Tourette syndrome is a neurological disorder that causes people to make involuntary movements and sounds called tics. Tics are sudden, repetitive movements or vocalizations that can be difficult for the person who has them. They may also cause embarrassment or shame in social situations.
There’s no cure for Tourette syndrome, but medications can help control symptoms. Similarly, no test can prove you have Tourettes. A doctor will ask questions about your medical history and give you a physical exam. A neurology specialist might be asked to evaluate the affected person.
The first step in diagnosing Tourette syndrome is ruling out other conditions with similar symptoms like anxiety disorders, obsessive-compulsive disorder (OCD), attention deficit hyperactivity disorder (ADHD), depression, sleep disorders, and certain types of seizures.
Suppose your doctor suspects you might have Tourettes. In that case, he’ll ask about your medical history and do a physical exam to look for signs of the condition such as eye twitching or facial grimacing during voluntary movements such as speaking or eating.
Living with a chronic condition like Tourette syndrome can feel overwhelming at times, but there is hope. There are many ways to manage symptoms and live well with TS. Once diagnosed, your doctor will work closely with you on treatment options based on your specific needs.
It’s important for everyone living with Tourette syndrome or any other type of tic disorder to learn as much as they can about their condition and available treatments so they can make informed decisions about their care plan together with their healthcare provider.
This includes knowing which medications might help reduce tics or related behaviors such as obsessive-compulsive disorder (OCD) or attention deficit hyperactivity disorder (ADHD) if present. There’s no “one size fits all” approach when it comes to managing symptoms of TS. Every person has different needs and experiences.

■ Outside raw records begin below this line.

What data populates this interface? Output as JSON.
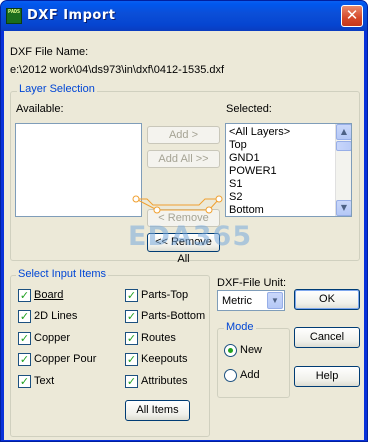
{
  "window": {
    "title": "DXF Import",
    "icon_text": "PADS",
    "close_glyph": "✕"
  },
  "file": {
    "label": "DXF File Name:",
    "path": "e:\\2012 work\\04\\ds973\\in\\dxf\\0412-1535.dxf"
  },
  "layer_selection": {
    "title": "Layer Selection",
    "available_label": "Available:",
    "selected_label": "Selected:",
    "available_items": [],
    "selected_items": [
      "<All Layers>",
      "Top",
      "GND1",
      "POWER1",
      "S1",
      "S2",
      "Bottom"
    ],
    "add_label": "Add >",
    "add_all_label": "Add All >>",
    "remove_label": "< Remove",
    "remove_all_label": "<< Remove All"
  },
  "input_items": {
    "title": "Select Input Items",
    "items": [
      {
        "label": "Board",
        "checked": true
      },
      {
        "label": "Parts-Top",
        "checked": true
      },
      {
        "label": "2D Lines",
        "checked": true
      },
      {
        "label": "Parts-Bottom",
        "checked": true
      },
      {
        "label": "Copper",
        "checked": true
      },
      {
        "label": "Routes",
        "checked": true
      },
      {
        "label": "Copper Pour",
        "checked": true
      },
      {
        "label": "Keepouts",
        "checked": true
      },
      {
        "label": "Text",
        "checked": true
      },
      {
        "label": "Attributes",
        "checked": true
      }
    ],
    "all_items_label": "All Items",
    "check_glyph": "✓"
  },
  "unit": {
    "label": "DXF-File Unit:",
    "value": "Metric"
  },
  "mode": {
    "title": "Mode",
    "options": [
      {
        "label": "New",
        "selected": true
      },
      {
        "label": "Add",
        "selected": false
      }
    ]
  },
  "actions": {
    "ok_label": "OK",
    "cancel_label": "Cancel",
    "help_label": "Help"
  },
  "watermark": {
    "text": "EDA365"
  },
  "icons": {
    "scroll_up": "▲",
    "scroll_down": "▼",
    "combo_arrow": "▼"
  },
  "colors": {
    "titlebar": "#0058ee",
    "group_title": "#0046d5",
    "check": "#21a121",
    "dialog_bg": "#ece9d8",
    "annotation": "#f0a030"
  }
}
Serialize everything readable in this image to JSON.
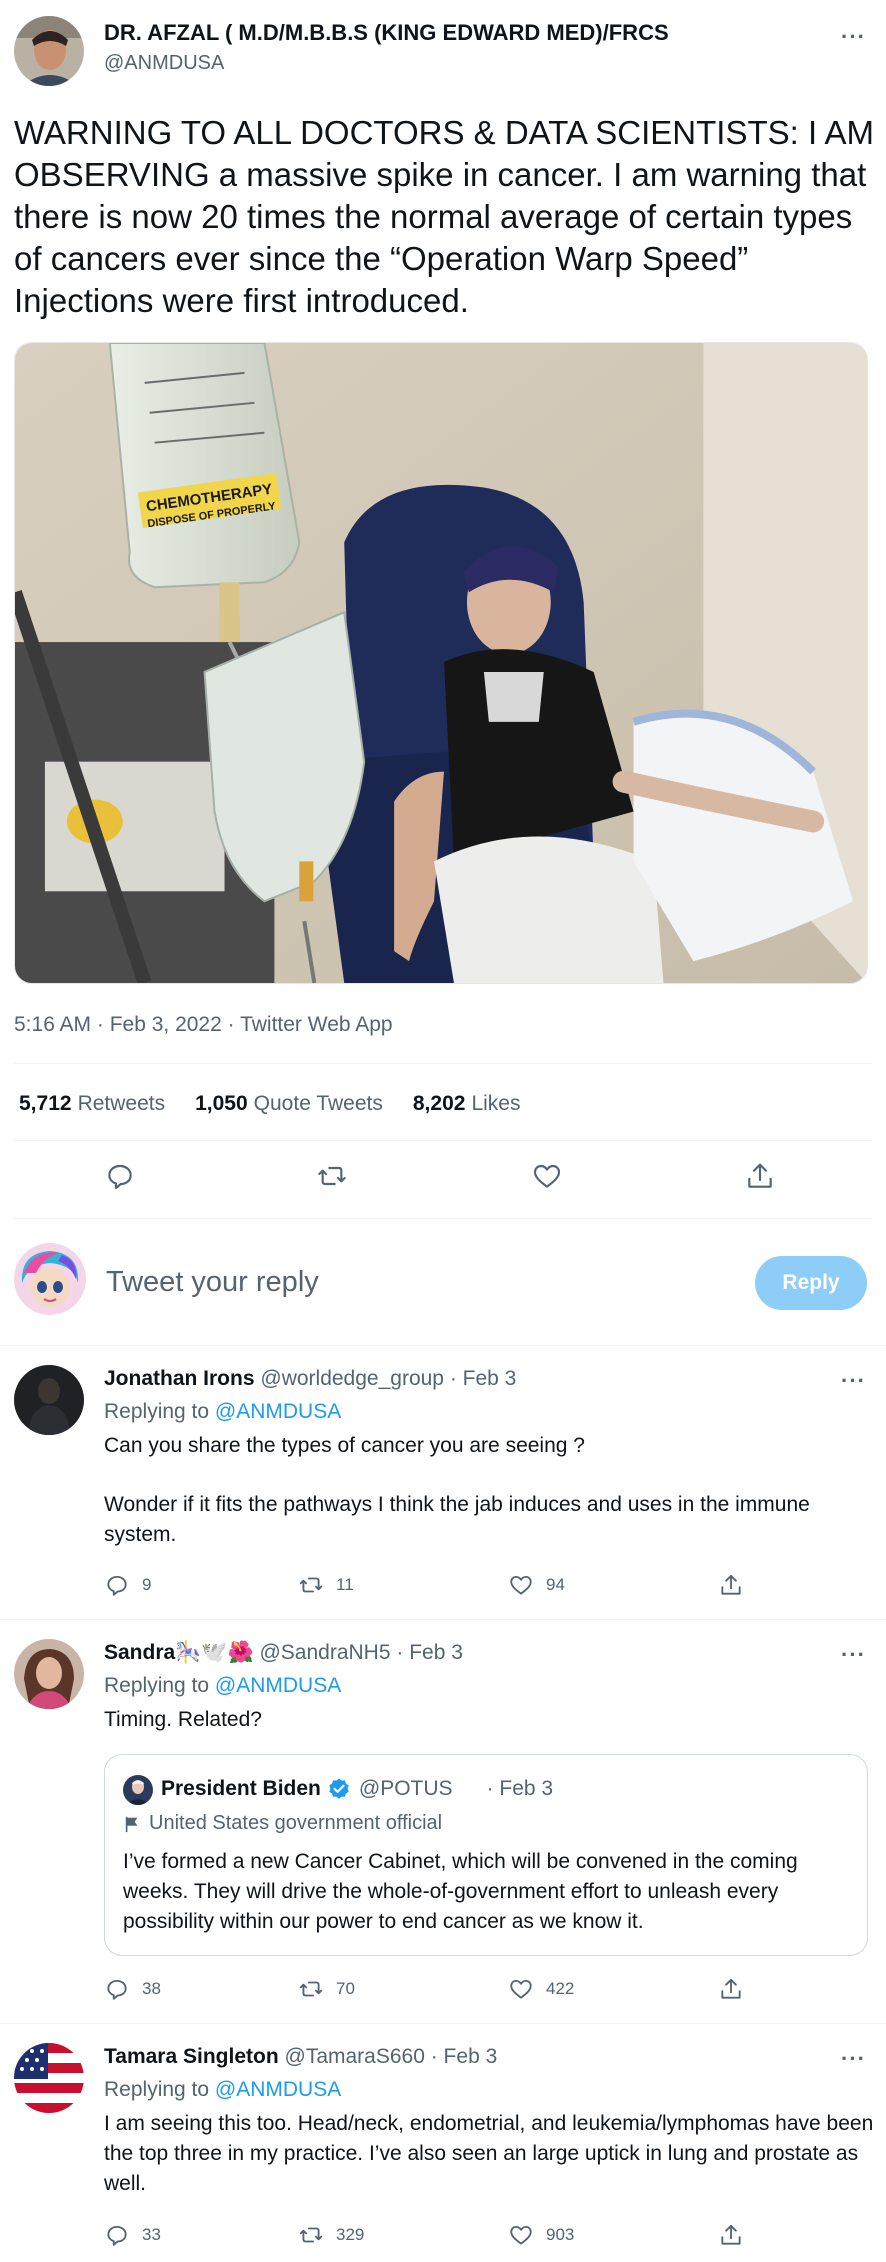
{
  "main_tweet": {
    "author_name": "DR. AFZAL ( M.D/M.B.B.S (KING EDWARD MED)/FRCS",
    "author_handle": "@ANMDUSA",
    "text": "WARNING TO ALL DOCTORS & DATA SCIENTISTS: I AM OBSERVING a massive spike in cancer. I am warning that there is now 20 times the normal average of certain types of cancers ever since the “Operation Warp Speed” Injections were first introduced.",
    "media_bag_label": "CHEMOTHERAPY",
    "media_bag_sublabel": "DISPOSE OF PROPERLY",
    "meta": "5:16 AM · Feb 3, 2022 · Twitter Web App",
    "retweets_count": "5,712",
    "retweets_label": "Retweets",
    "quote_tweets_count": "1,050",
    "quote_tweets_label": "Quote Tweets",
    "likes_count": "8,202",
    "likes_label": "Likes",
    "actions": [
      "reply-icon",
      "retweet-icon",
      "like-icon",
      "share-icon"
    ]
  },
  "reply_composer": {
    "placeholder": "Tweet your reply",
    "button_label": "Reply",
    "button_color": "#8ecdf8"
  },
  "replies": [
    {
      "name": "Jonathan Irons",
      "handle": "@worldedge_group",
      "date": "· Feb 3",
      "replying_prefix": "Replying to",
      "replying_to": "@ANMDUSA",
      "text": "Can you share the types of cancer you are seeing ?",
      "text2": "Wonder if it fits the pathways I think the jab induces and uses in the immune system.",
      "replies": "9",
      "retweets": "11",
      "likes": "94"
    },
    {
      "name": "Sandra🎠🕊️🌺",
      "handle": "@SandraNH5",
      "date": "· Feb 3",
      "replying_prefix": "Replying to",
      "replying_to": "@ANMDUSA",
      "text": "Timing. Related?",
      "quote": {
        "name": "President Biden",
        "handle": "@POTUS",
        "date": "· Feb 3",
        "label": "United States government official",
        "text": "I’ve formed a new Cancer Cabinet, which will be convened in the coming weeks. They will drive the whole-of-government effort to unleash every possibility within our power to end cancer as we know it."
      },
      "replies": "38",
      "retweets": "70",
      "likes": "422"
    },
    {
      "name": "Tamara Singleton",
      "handle": "@TamaraS660",
      "date": "· Feb 3",
      "replying_prefix": "Replying to",
      "replying_to": "@ANMDUSA",
      "text": "I am seeing this too. Head/neck, endometrial, and leukemia/lymphomas have been the top three in my practice. I’ve also seen an large uptick in lung and prostate as well.",
      "replies": "33",
      "retweets": "329",
      "likes": "903"
    }
  ],
  "colors": {
    "link": "#1d9bf0",
    "secondary_text": "#536471",
    "verified": "#1d9bf0"
  }
}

To learn more about neurological disorders and their causes, visit NJDDC’s blog section.